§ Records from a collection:
————
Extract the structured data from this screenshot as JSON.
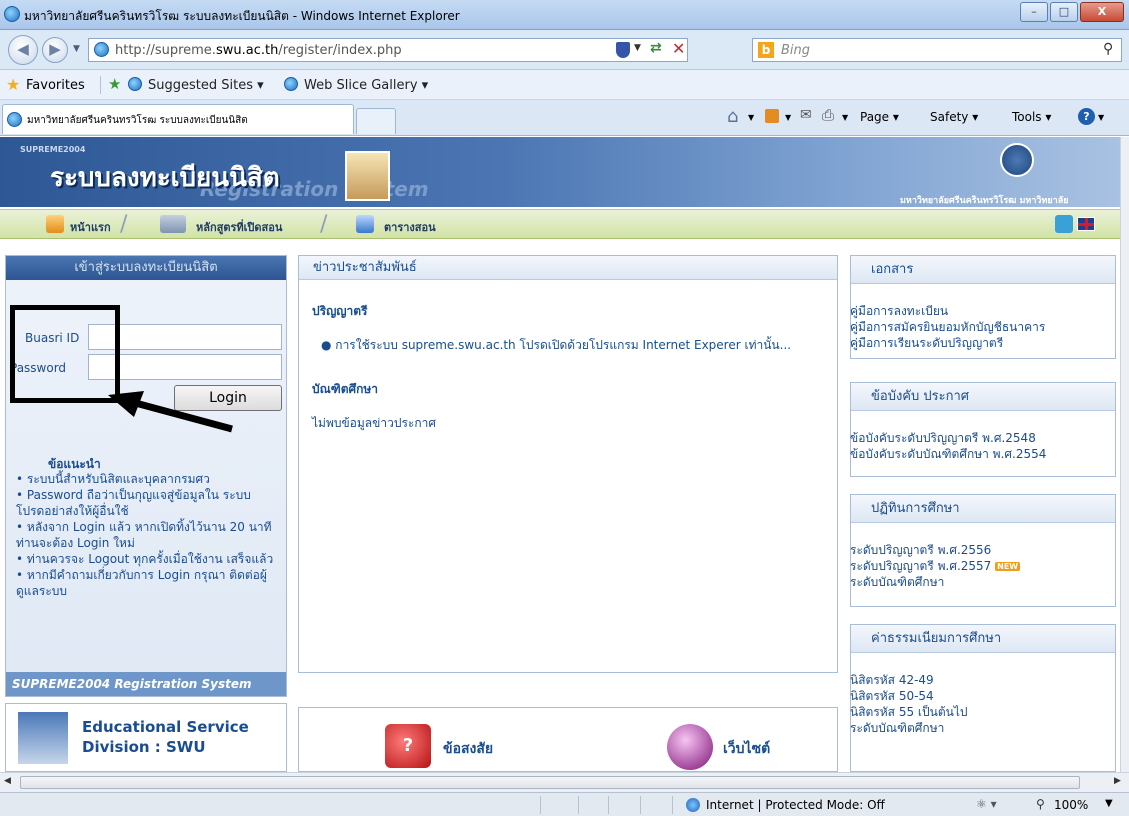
{
  "window": {
    "title": "มหาวิทยาลัยศรีนครินทรวิโรฒ ระบบลงทะเบียนนิสิต - Windows Internet Explorer",
    "minimize": "–",
    "maximize": "□",
    "close": "X"
  },
  "address": {
    "url_prefix": "http://supreme.",
    "url_domain": "swu.ac.th",
    "url_suffix": "/register/index.php",
    "search_engine": "Bing"
  },
  "favorites": {
    "favorites_label": "Favorites",
    "suggested_sites": "Suggested Sites ▾",
    "web_slice": "Web Slice Gallery ▾"
  },
  "tab": {
    "title": "มหาวิทยาลัยศรีนครินทรวิโรฒ ระบบลงทะเบียนนิสิต"
  },
  "commandbar": {
    "page": "Page ▾",
    "safety": "Safety ▾",
    "tools": "Tools ▾"
  },
  "banner": {
    "small": "SUPREME2004",
    "title": "ระบบลงทะเบียนนิสิต",
    "subtitle": "Registration System",
    "university": "มหาวิทยาลัยศรีนครินทรวิโรฒ  มหาวิทยาลัย"
  },
  "menu": {
    "home": "หน้าแรก",
    "courses": "หลักสูตรที่เปิดสอน",
    "schedule": "ตารางสอน"
  },
  "login": {
    "header": "เข้าสู่ระบบลงทะเบียนนิสิต",
    "id_label": "Buasri ID",
    "password_label": "Password",
    "button": "Login",
    "footer": "SUPREME2004  Registration System"
  },
  "advice": {
    "title": "ข้อแนะนำ",
    "items": [
      "ระบบนี้สำหรับนิสิตและบุคลากรมศว",
      "Password ถือว่าเป็นกุญแจสู่ข้อมูลใน ระบบ โปรดอย่าส่งให้ผู้อื่นใช้",
      "หลังจาก Login แล้ว หากเปิดทิ้งไว้นาน 20 นาที ท่านจะต้อง Login ใหม่",
      "ท่านควรจะ Logout ทุกครั้งเมื่อใช้งาน เสร็จแล้ว",
      "หากมีคำถามเกี่ยวกับการ Login กรุณา ติดต่อผู้ดูแลระบบ"
    ]
  },
  "news": {
    "header": "ข่าวประชาสัมพันธ์",
    "section1": "ปริญญาตรี",
    "item1": "การใช้ระบบ supreme.swu.ac.th โปรดเปิดด้วยโปรแกรม Internet Experer เท่านั้น...",
    "section2": "บัณฑิตศึกษา",
    "none": "ไม่พบข้อมูลข่าวประกาศ"
  },
  "bottom_links": {
    "faq": "ข้อสงสัย",
    "website": "เว็บไซต์"
  },
  "edu": {
    "line1": "Educational Service",
    "line2": "Division : SWU"
  },
  "docs": {
    "header": "เอกสาร",
    "links": [
      "คู่มือการลงทะเบียน",
      "คู่มือการสมัครยินยอมหักบัญชีธนาคาร",
      "คู่มือการเรียนระดับปริญญาตรี"
    ]
  },
  "rules": {
    "header": "ข้อบังคับ ประกาศ",
    "links": [
      "ข้อบังคับระดับปริญญาตรี พ.ศ.2548",
      "ข้อบังคับระดับบัณฑิตศึกษา พ.ศ.2554"
    ]
  },
  "calendar": {
    "header": "ปฏิทินการศึกษา",
    "links": [
      "ระดับปริญญาตรี พ.ศ.2556",
      "ระดับปริญญาตรี พ.ศ.2557",
      "ระดับบัณฑิตศึกษา"
    ],
    "new_badge": "NEW"
  },
  "fees": {
    "header": "ค่าธรรมเนียมการศึกษา",
    "links": [
      "นิสิตรหัส 42-49",
      "นิสิตรหัส 50-54",
      "นิสิตรหัส 55 เป็นต้นไป",
      "ระดับบัณฑิตศึกษา"
    ]
  },
  "status": {
    "zone": "Internet | Protected Mode: Off",
    "zoom": "100%"
  }
}
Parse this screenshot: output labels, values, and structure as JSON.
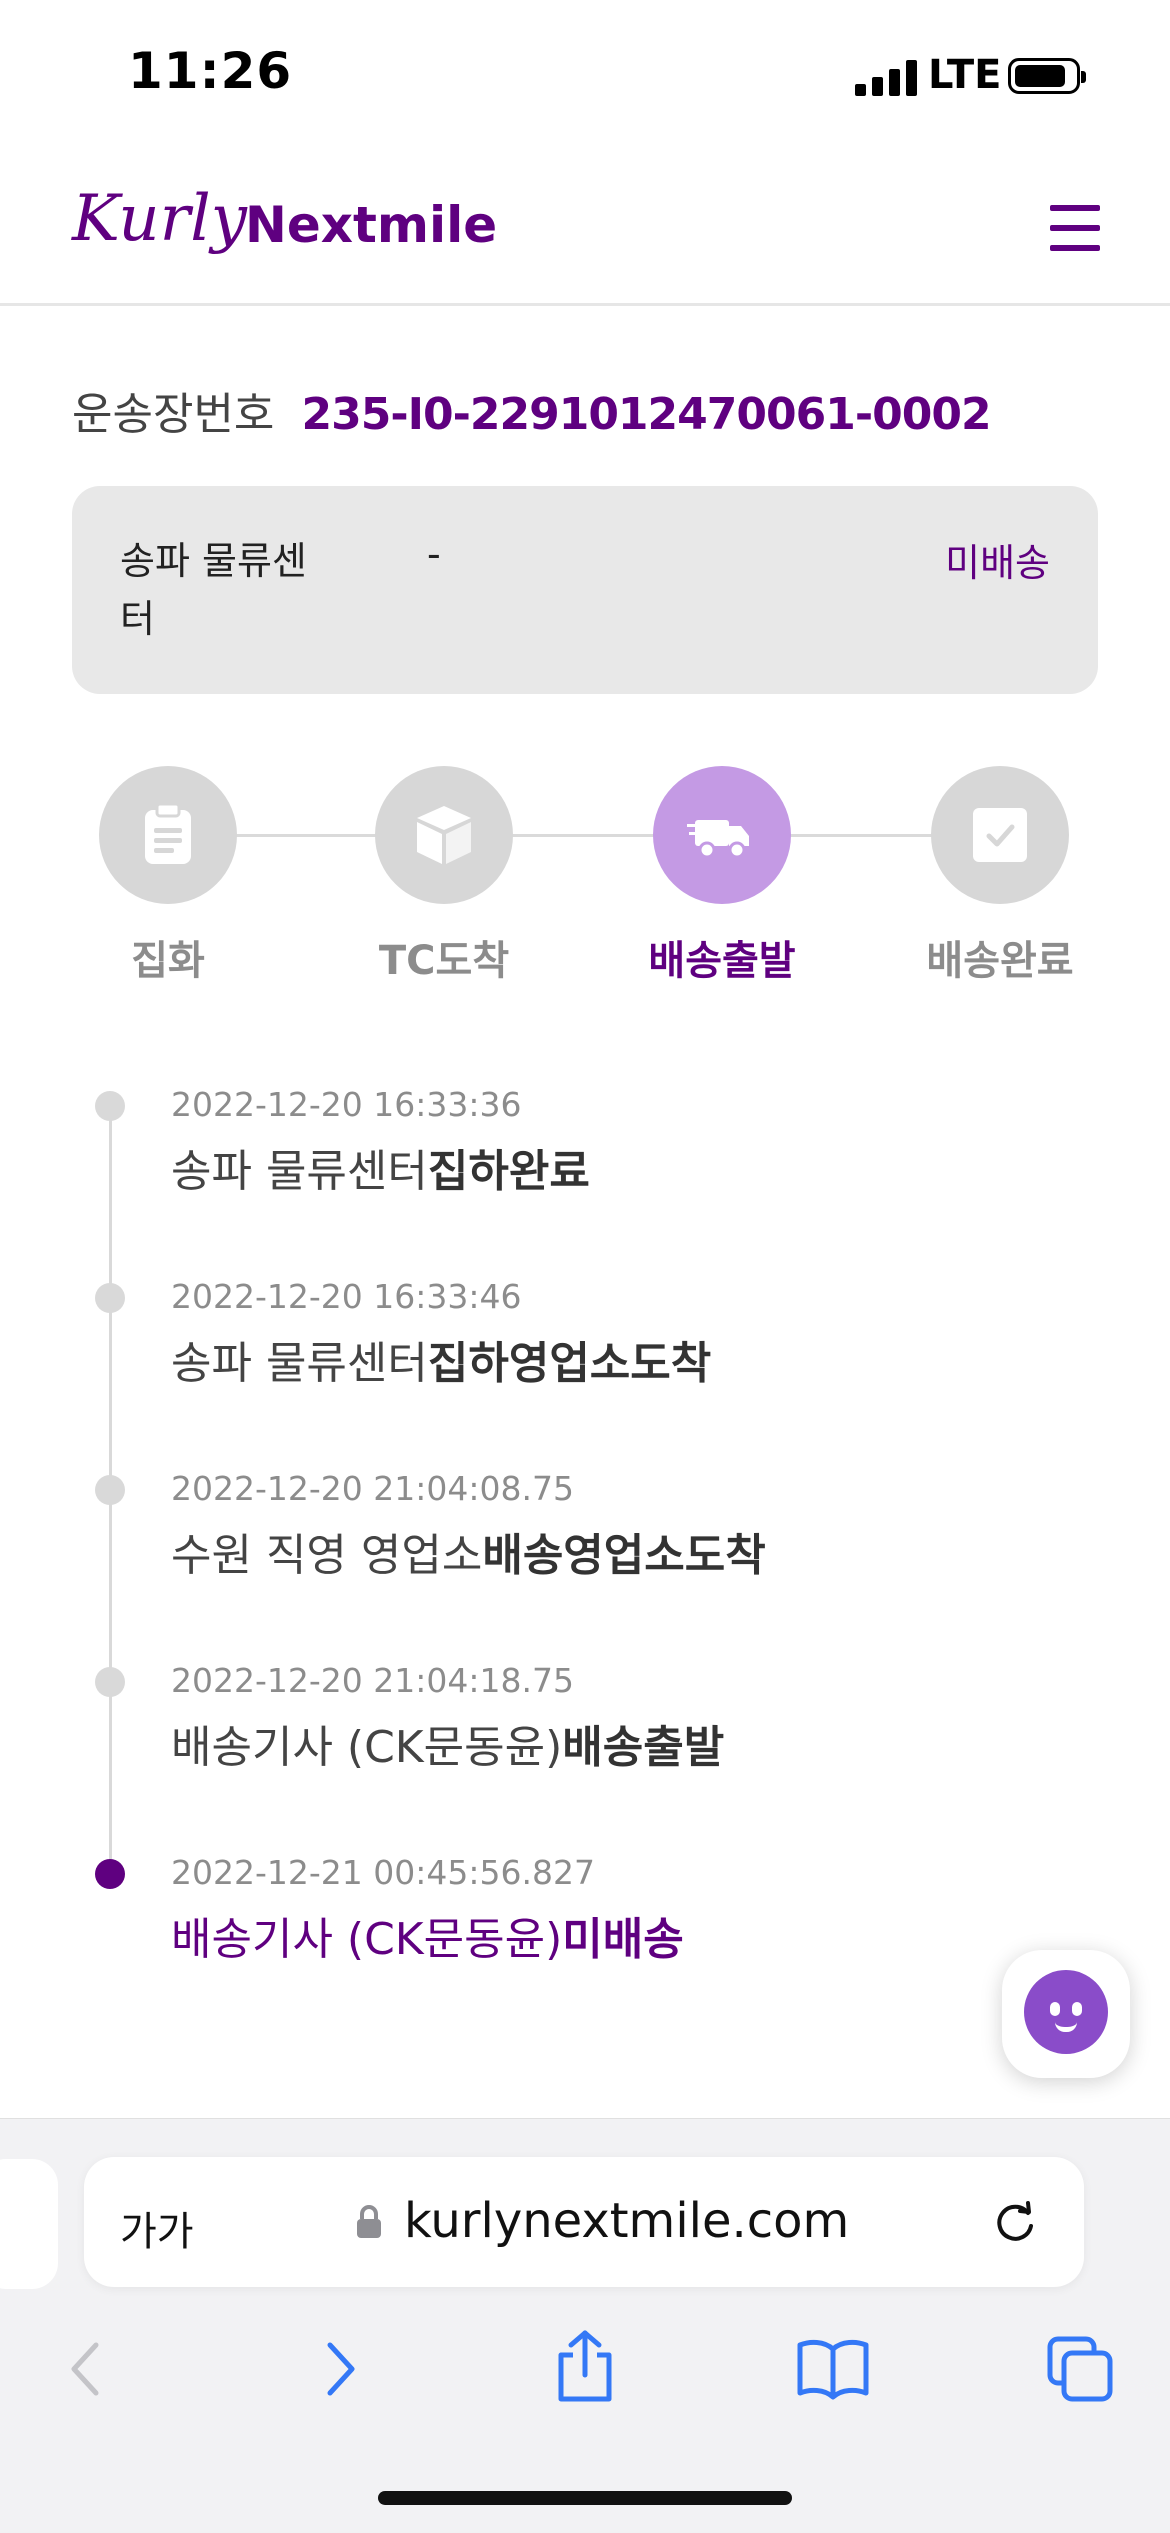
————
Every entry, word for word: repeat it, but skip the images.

§ Expected answer:
Extract the structured data from this screenshot as JSON.
{
  "window": {
    "title": "มหาวิทยาลัยศรีนครินทรวิโรฒ ระบบลงทะเบียนนิสิต - Windows Internet Explorer",
    "minimize": "–",
    "maximize": "□",
    "close": "X"
  },
  "address": {
    "url_prefix": "http://supreme.",
    "url_domain": "swu.ac.th",
    "url_suffix": "/register/index.php",
    "search_engine": "Bing"
  },
  "favorites": {
    "favorites_label": "Favorites",
    "suggested_sites": "Suggested Sites ▾",
    "web_slice": "Web Slice Gallery ▾"
  },
  "tab": {
    "title": "มหาวิทยาลัยศรีนครินทรวิโรฒ ระบบลงทะเบียนนิสิต"
  },
  "commandbar": {
    "page": "Page ▾",
    "safety": "Safety ▾",
    "tools": "Tools ▾"
  },
  "banner": {
    "small": "SUPREME2004",
    "title": "ระบบลงทะเบียนนิสิต",
    "subtitle": "Registration System",
    "university": "มหาวิทยาลัยศรีนครินทรวิโรฒ  มหาวิทยาลัย"
  },
  "menu": {
    "home": "หน้าแรก",
    "courses": "หลักสูตรที่เปิดสอน",
    "schedule": "ตารางสอน"
  },
  "login": {
    "header": "เข้าสู่ระบบลงทะเบียนนิสิต",
    "id_label": "Buasri ID",
    "password_label": "Password",
    "button": "Login",
    "footer": "SUPREME2004  Registration System"
  },
  "advice": {
    "title": "ข้อแนะนำ",
    "items": [
      "ระบบนี้สำหรับนิสิตและบุคลากรมศว",
      "Password ถือว่าเป็นกุญแจสู่ข้อมูลใน ระบบ โปรดอย่าส่งให้ผู้อื่นใช้",
      "หลังจาก Login แล้ว หากเปิดทิ้งไว้นาน 20 นาที ท่านจะต้อง Login ใหม่",
      "ท่านควรจะ Logout ทุกครั้งเมื่อใช้งาน เสร็จแล้ว",
      "หากมีคำถามเกี่ยวกับการ Login กรุณา ติดต่อผู้ดูแลระบบ"
    ]
  },
  "news": {
    "header": "ข่าวประชาสัมพันธ์",
    "section1": "ปริญญาตรี",
    "item1": "การใช้ระบบ supreme.swu.ac.th โปรดเปิดด้วยโปรแกรม Internet Experer เท่านั้น...",
    "section2": "บัณฑิตศึกษา",
    "none": "ไม่พบข้อมูลข่าวประกาศ"
  },
  "bottom_links": {
    "faq": "ข้อสงสัย",
    "website": "เว็บไซต์"
  },
  "edu": {
    "line1": "Educational Service",
    "line2": "Division : SWU"
  },
  "docs": {
    "header": "เอกสาร",
    "links": [
      "คู่มือการลงทะเบียน",
      "คู่มือการสมัครยินยอมหักบัญชีธนาคาร",
      "คู่มือการเรียนระดับปริญญาตรี"
    ]
  },
  "rules": {
    "header": "ข้อบังคับ ประกาศ",
    "links": [
      "ข้อบังคับระดับปริญญาตรี พ.ศ.2548",
      "ข้อบังคับระดับบัณฑิตศึกษา พ.ศ.2554"
    ]
  },
  "calendar": {
    "header": "ปฏิทินการศึกษา",
    "links": [
      "ระดับปริญญาตรี พ.ศ.2556",
      "ระดับปริญญาตรี พ.ศ.2557",
      "ระดับบัณฑิตศึกษา"
    ],
    "new_badge": "NEW"
  },
  "fees": {
    "header": "ค่าธรรมเนียมการศึกษา",
    "links": [
      "นิสิตรหัส 42-49",
      "นิสิตรหัส 50-54",
      "นิสิตรหัส 55 เป็นต้นไป",
      "ระดับบัณฑิตศึกษา"
    ]
  },
  "status": {
    "zone": "Internet | Protected Mode: Off",
    "zoom": "100%"
  }
}
Parse this screenshot: output labels, values, and structure as JSON.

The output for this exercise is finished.